Thu July 12, 2012
How To Make A Ghost Town
Originally published on Thu July 12, 2012 8:53 am
When photographer Dina Kantor first drove into the town of Treece, she was amazed by the beautiful mountains. Until she realized: Wait a minute, this is Kansas. And those mountains are not actually mountains. They are piles of "chat," or mineral waste from decades of mining.
"They're beautiful and scary at the same time," she says on the phone.
Since 2010, Kantor has been documenting a town in its twilight. Treece, Kan., once a booming mining town, has been a town without an industry since the 1970s, when the last mine closed.
In the wake of the mining heyday is a wrecked environment, a poor economy and a population in poor health.
"In 2000," writes Kantor via email, "the poverty level was more than twice the national average. According to an EPA test in 2009, 8.8 percent of children in Treece were shown to have elevated blood-lead levels, compared to just 2.9 percent statewide. Poor mining practices left the ground unstable and full of sinkholes. Mountains of 'chat,' the toxic remnants of the mining, surround the town."
Recently, the community in Treece decided that life there was no longer sustainable; they petitioned for a buyout from the government so that they could leave the town behind.
"Over the past year," Kantor writes, "Treece's residents slowly moved away, and their homes were sold or demolished. The water tower was purchased at auction, the roads were torn up, and the landscape is hardly recognizable."
A few residents have refused to take the buyout, but there are only about a dozen people who remain in Treece, Kantor says. The land will officially be auctioned off in the fall — the only stipulation being that it cannot be lived on.

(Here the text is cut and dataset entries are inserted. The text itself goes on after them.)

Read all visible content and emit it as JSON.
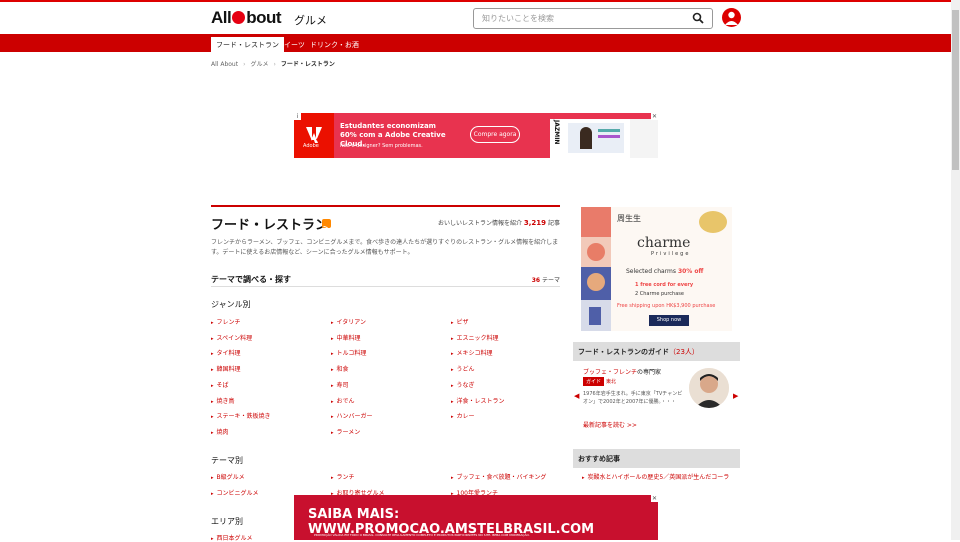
{
  "header": {
    "logo": "AllAbout",
    "category": "グルメ",
    "search_placeholder": "知りたいことを検索"
  },
  "nav": [
    {
      "label": "フード・レストラン",
      "active": true
    },
    {
      "label": "スイーツ",
      "active": false
    },
    {
      "label": "ドリンク・お酒",
      "active": false
    }
  ],
  "breadcrumb": [
    "All About",
    "グルメ",
    "フード・レストラン"
  ],
  "ad_top": {
    "brand": "Adobe",
    "headline": "Estudantes economizam 60% com a Adobe Creative Cloud.",
    "sub": "Não é designer? Sem problemas.",
    "button": "Compre agora",
    "side_brand": "JAZMIN"
  },
  "main": {
    "title": "フード・レストラン",
    "count_prefix": "おいしいレストラン情報を紹介",
    "count": "3,219",
    "count_suffix": "記事",
    "description": "フレンチからラーメン、ブッフェ、コンビニグルメまで。食べ歩きの達人たちが選りすぐりのレストラン・グルメ情報を紹介します。デートに使えるお店情報など、シーンに合ったグルメ情報もサポート。",
    "theme_title": "テーマで調べる・探す",
    "theme_count": "36",
    "theme_unit": "テーマ",
    "genre_title": "ジャンル別",
    "genres": [
      "フレンチ",
      "イタリアン",
      "ピザ",
      "スペイン料理",
      "中華料理",
      "エスニック料理",
      "タイ料理",
      "トルコ料理",
      "メキシコ料理",
      "韓国料理",
      "和食",
      "うどん",
      "そば",
      "寿司",
      "うなぎ",
      "焼き鳥",
      "おでん",
      "洋食・レストラン",
      "ステーキ・鉄板焼き",
      "ハンバーガー",
      "カレー",
      "焼肉",
      "ラーメン"
    ],
    "theme_section_title": "テーマ別",
    "themes": [
      "B級グルメ",
      "ランチ",
      "ブッフェ・食べ放題・バイキング",
      "コンビニグルメ",
      "お取り寄せグルメ",
      "100年愛ランチ"
    ],
    "area_title": "エリア別",
    "areas": [
      "西日本グルメ"
    ]
  },
  "side_ad": {
    "brand_cn": "周生生",
    "brand": "charme",
    "privilege": "Privilege",
    "line1": "Selected charms ",
    "line1_off": "30% off",
    "line2": "1 free cord for every",
    "line3": "2 Charme purchase",
    "line4": "Free shipping upon HK$3,900 purchase",
    "shop": "Shop now"
  },
  "guide": {
    "title": "フード・レストランのガイド",
    "count": "（23人）",
    "name": "ブッフェ・フレンチ",
    "name_suffix": "の専門家",
    "badge": "ガイド",
    "area": "東北",
    "bio": "1976年岩手生まれ。手に東京「TVチャンピオン」で2002年と2007年に優勝。・・・",
    "more": "最新記事を読む >>"
  },
  "recommend": {
    "title": "おすすめ記事",
    "item": "炭酸水とハイボールの歴史5／英国派が生んだコーラ"
  },
  "ad_bottom": {
    "text": "SAIBA MAIS: WWW.PROMOCAO.AMSTELBRASIL.COM",
    "fine": "PROMOÇÃO VÁLIDA EM TODO O BRASIL. CONSULTE REGULAMENTO COMPLETO E PRODUTOS PARTICIPANTES NO SITE. BEBA COM MODERAÇÃO."
  },
  "colors": {
    "brand_red": "#cc0000",
    "accent": "#e60012"
  }
}
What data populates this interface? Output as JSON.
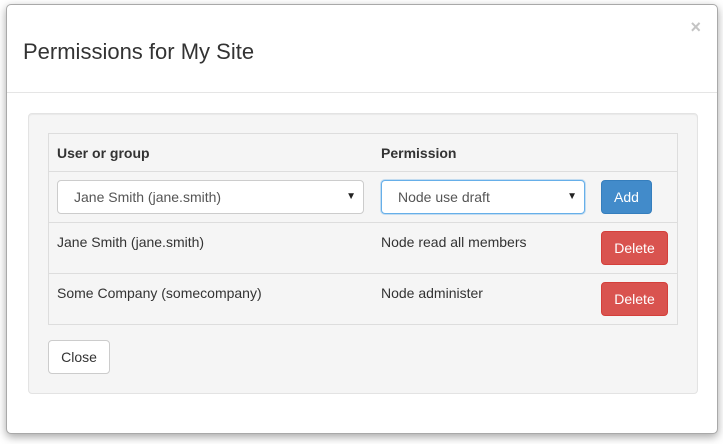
{
  "dialog": {
    "title": "Permissions for My Site",
    "close_glyph": "×"
  },
  "table": {
    "headers": {
      "user_or_group": "User or group",
      "permission": "Permission"
    },
    "new_entry": {
      "user_select_value": "Jane Smith (jane.smith)",
      "permission_select_value": "Node use draft",
      "caret_glyph": "▼",
      "add_label": "Add"
    },
    "rows": [
      {
        "user": "Jane Smith (jane.smith)",
        "permission": "Node read all members",
        "delete_label": "Delete"
      },
      {
        "user": "Some Company (somecompany)",
        "permission": "Node administer",
        "delete_label": "Delete"
      }
    ]
  },
  "footer": {
    "close_label": "Close"
  },
  "colors": {
    "primary": "#428bca",
    "danger": "#d9534f",
    "well_background": "#f5f5f5"
  }
}
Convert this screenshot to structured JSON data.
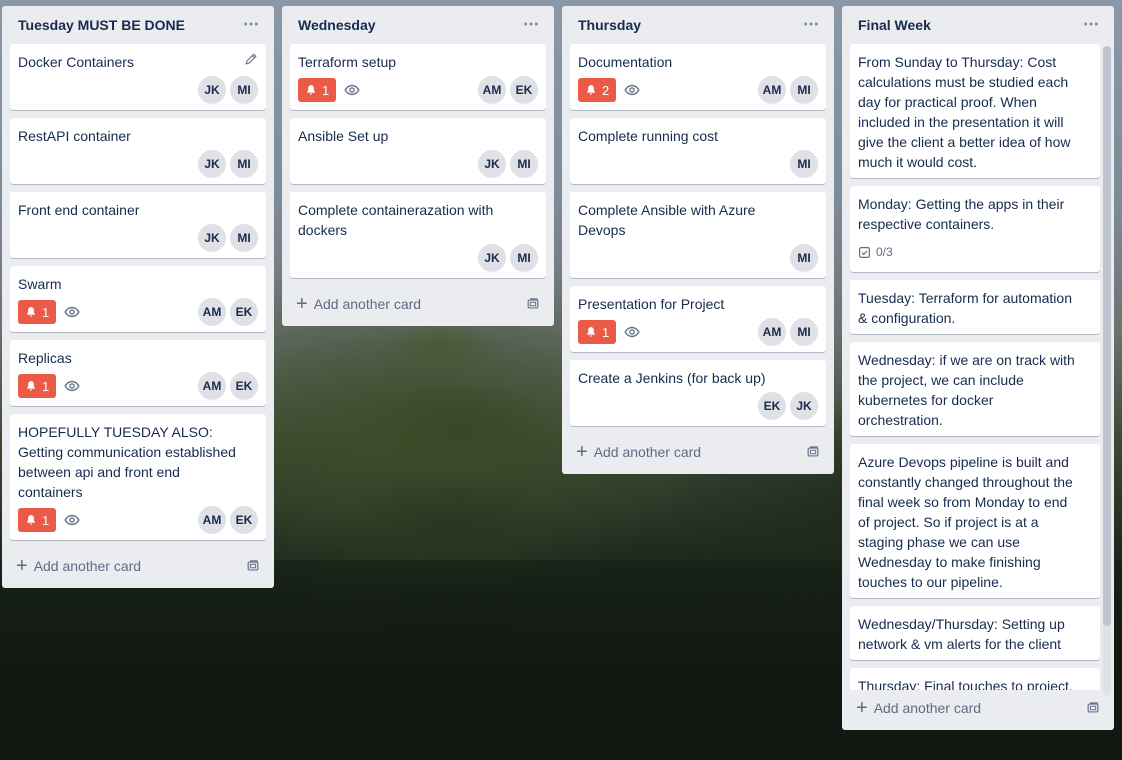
{
  "lists": [
    {
      "title": "Tuesday MUST BE DONE",
      "cards": [
        {
          "title": "Docker Containers",
          "members": [
            "JK",
            "MI"
          ]
        },
        {
          "title": "RestAPI container",
          "members": [
            "JK",
            "MI"
          ]
        },
        {
          "title": "Front end container",
          "members": [
            "JK",
            "MI"
          ]
        },
        {
          "title": "Swarm",
          "alert_count": "1",
          "members": [
            "AM",
            "EK"
          ]
        },
        {
          "title": "Replicas",
          "alert_count": "1",
          "members": [
            "AM",
            "EK"
          ]
        },
        {
          "title": "HOPEFULLY TUESDAY ALSO: Getting communication established between api and front end containers",
          "alert_count": "1",
          "members": [
            "AM",
            "EK"
          ]
        }
      ],
      "add_label": "Add another card"
    },
    {
      "title": "Wednesday",
      "cards": [
        {
          "title": "Terraform setup",
          "alert_count": "1",
          "members": [
            "AM",
            "EK"
          ]
        },
        {
          "title": "Ansible Set up",
          "members": [
            "JK",
            "MI"
          ]
        },
        {
          "title": "Complete containerazation with dockers",
          "members": [
            "JK",
            "MI"
          ]
        }
      ],
      "add_label": "Add another card"
    },
    {
      "title": "Thursday",
      "cards": [
        {
          "title": "Documentation",
          "alert_count": "2",
          "members": [
            "AM",
            "MI"
          ]
        },
        {
          "title": "Complete running cost",
          "members": [
            "MI"
          ]
        },
        {
          "title": "Complete Ansible with Azure Devops",
          "members": [
            "MI"
          ]
        },
        {
          "title": "Presentation for Project",
          "alert_count": "1",
          "members": [
            "AM",
            "MI"
          ]
        },
        {
          "title": "Create a Jenkins (for back up)",
          "members": [
            "EK",
            "JK"
          ]
        }
      ],
      "add_label": "Add another card"
    },
    {
      "title": "Final Week",
      "cards": [
        {
          "title": "From Sunday to Thursday: Cost calculations must be studied each day for practical proof. When included in the presentation it will give the client a better idea of how much it would cost."
        },
        {
          "title": "Monday: Getting the apps in their respective containers.",
          "checklist": "0/3"
        },
        {
          "title": "Tuesday: Terraform for automation & configuration."
        },
        {
          "title": "Wednesday: if we are on track with the project, we can include kubernetes for docker orchestration."
        },
        {
          "title": "Azure Devops pipeline is built and constantly changed throughout the final week so from Monday to end of project. So if project is at a staging phase we can use Wednesday to make finishing touches to our pipeline."
        },
        {
          "title": "Wednesday/Thursday: Setting up network & vm alerts for the client"
        },
        {
          "title": "Thursday: Final touches to project. This means overviewing everything we have done"
        }
      ],
      "add_label": "Add another card"
    }
  ],
  "icons": {
    "list_menu": "⋯",
    "plus": "+"
  },
  "colors": {
    "alert_badge": "#eb5a46",
    "list_bg": "#ebecf0",
    "text": "#172b4d"
  }
}
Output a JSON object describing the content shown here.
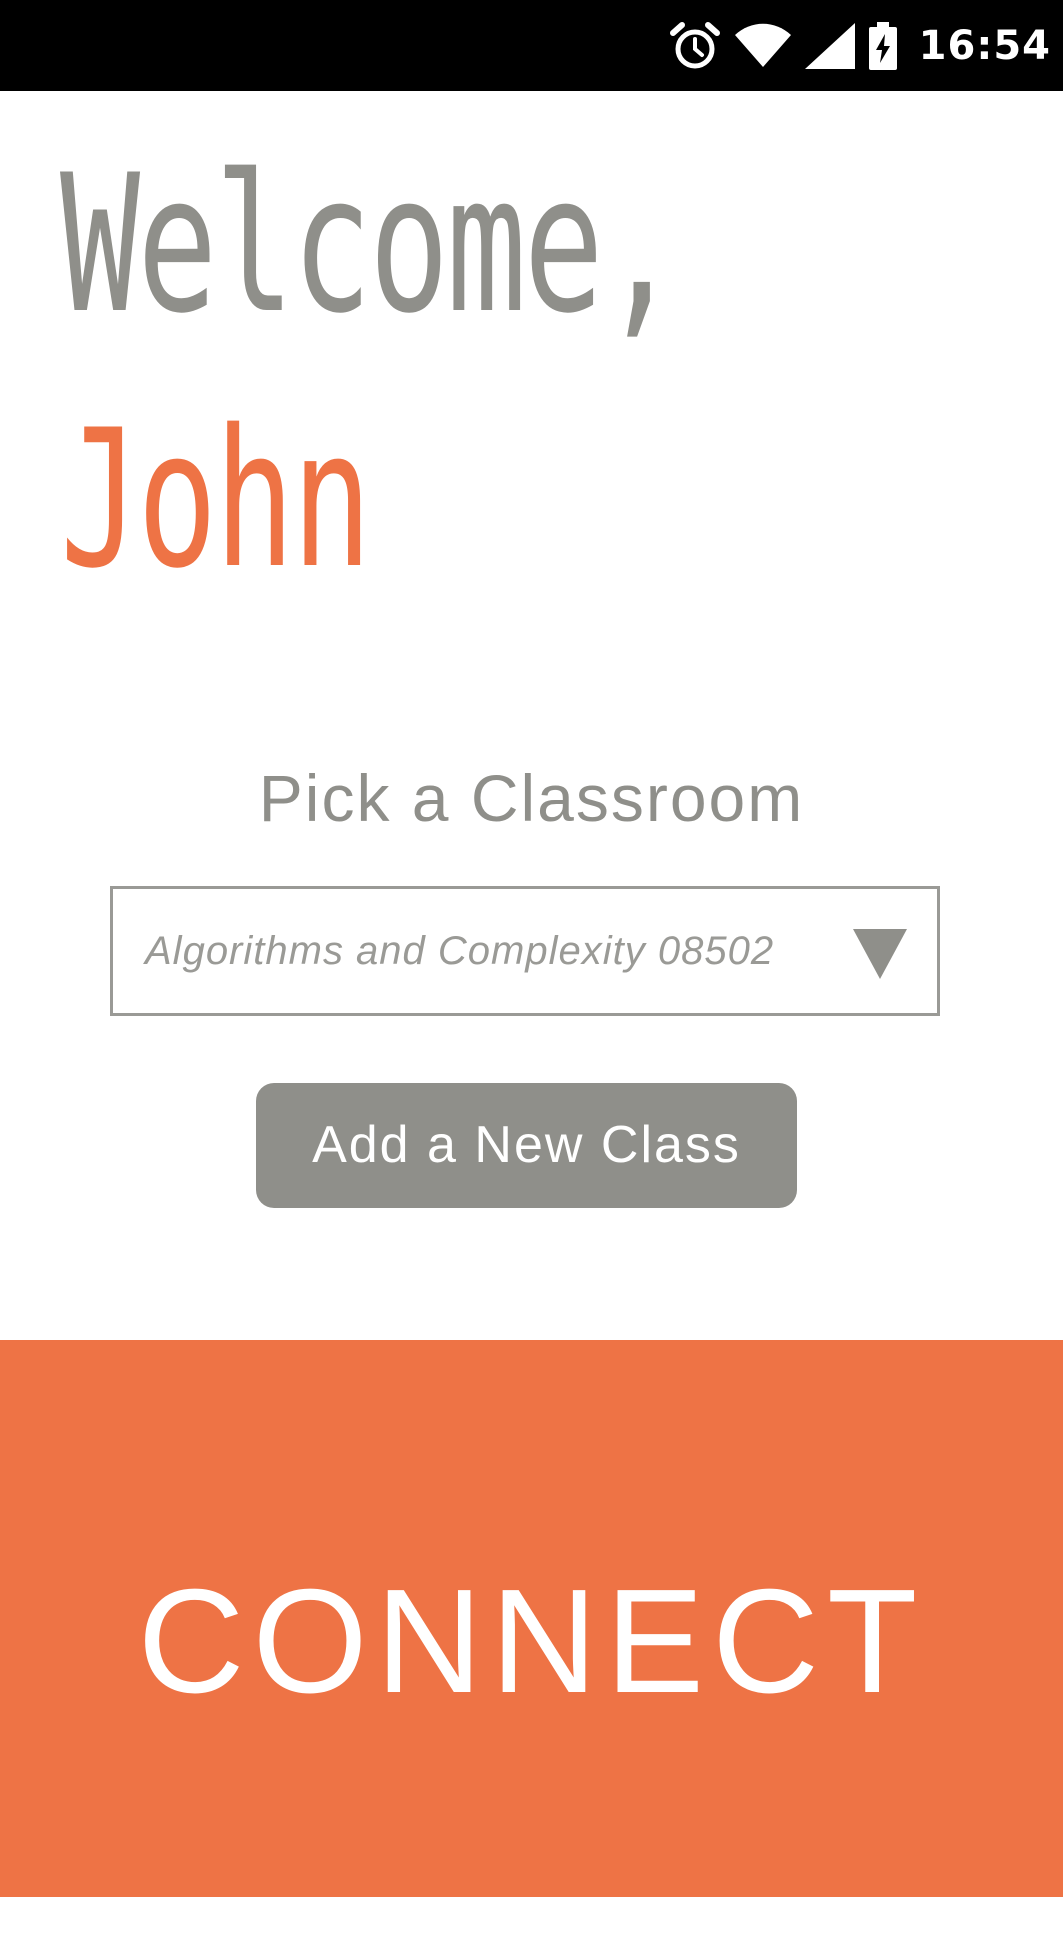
{
  "status_bar": {
    "time": "16:54",
    "icons": [
      "alarm-icon",
      "wifi-icon",
      "cell-signal-icon",
      "battery-charging-icon"
    ]
  },
  "greeting": {
    "welcome": "Welcome,",
    "name": "John"
  },
  "classroom": {
    "title": "Pick a Classroom",
    "selected": "Algorithms and Complexity 08502"
  },
  "actions": {
    "add_class_label": "Add a New Class",
    "connect_label": "CONNECT"
  },
  "colors": {
    "accent": "#ee7345",
    "gray": "#8f8f8a",
    "status_bar_bg": "#000000",
    "background": "#ffffff"
  }
}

"Though communities often change, it's rare to see one unravel entirely," she writes. "Ultimately, my photographs serve as an archive of the community, a document of its transformation, and an investigation into the environmental and economic impact of past practices on both individuals and the landscape."